Your answer should consist of each line below that includes the word "title".
== Provided data ==
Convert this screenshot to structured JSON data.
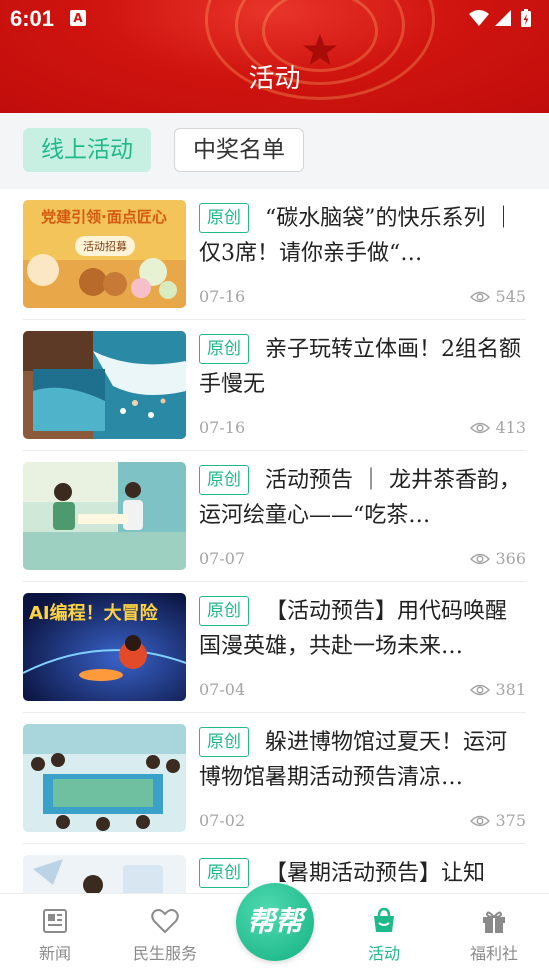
{
  "status_bar": {
    "time": "6:01",
    "notification_glyph": "A"
  },
  "header": {
    "title": "活动"
  },
  "tabs": [
    {
      "label": "线上活动",
      "active": true
    },
    {
      "label": "中奖名单",
      "active": false
    }
  ],
  "articles": [
    {
      "badge": "原创",
      "title": "“碳水脑袋”的快乐系列 ｜ 仅3席！请你亲手做“…",
      "date": "07-16",
      "views": "545",
      "thumb_text": "党建引领·面点匠心",
      "thumb_sub": "活动招募"
    },
    {
      "badge": "原创",
      "title": "亲子玩转立体画！2组名额手慢无",
      "date": "07-16",
      "views": "413"
    },
    {
      "badge": "原创",
      "title": "活动预告 ｜ 龙井茶香韵，运河绘童心——“吃茶…",
      "date": "07-07",
      "views": "366"
    },
    {
      "badge": "原创",
      "title": "【活动预告】用代码唤醒国漫英雄，共赴一场未来…",
      "date": "07-04",
      "views": "381",
      "thumb_text": "AI编程！大冒险"
    },
    {
      "badge": "原创",
      "title": "躲进博物馆过夏天！运河博物馆暑期活动预告清凉…",
      "date": "07-02",
      "views": "375"
    },
    {
      "badge": "原创",
      "title": "【暑期活动预告】让知",
      "date": "",
      "views": ""
    }
  ],
  "bottom_nav": {
    "items": [
      {
        "label": "新闻",
        "icon": "newspaper-icon",
        "active": false
      },
      {
        "label": "民生服务",
        "icon": "heart-icon",
        "active": false
      },
      {
        "label": "活动",
        "icon": "shopping-bag-icon",
        "active": true
      },
      {
        "label": "福利社",
        "icon": "gift-icon",
        "active": false
      }
    ],
    "center_button": "帮帮"
  },
  "colors": {
    "header_red": "#c8150f",
    "accent_green": "#1fb98a",
    "tab_active_bg": "#c8f0e2"
  }
}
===
● Answer to this task
    "title": "活动"
      "title": "“碳水脑袋”的快乐系列 ｜ 仅3席！请你亲手做“…",
      "title": "亲子玩转立体画！2组名额手慢无",
      "title": "活动预告 ｜ 龙井茶香韵，运河绘童心——“吃茶…",
      "title": "【活动预告】用代码唤醒国漫英雄，共赴一场未来…",
      "title": "躲进博物馆过夏天！运河博物馆暑期活动预告清凉…",
      "title": "【暑期活动预告】让知",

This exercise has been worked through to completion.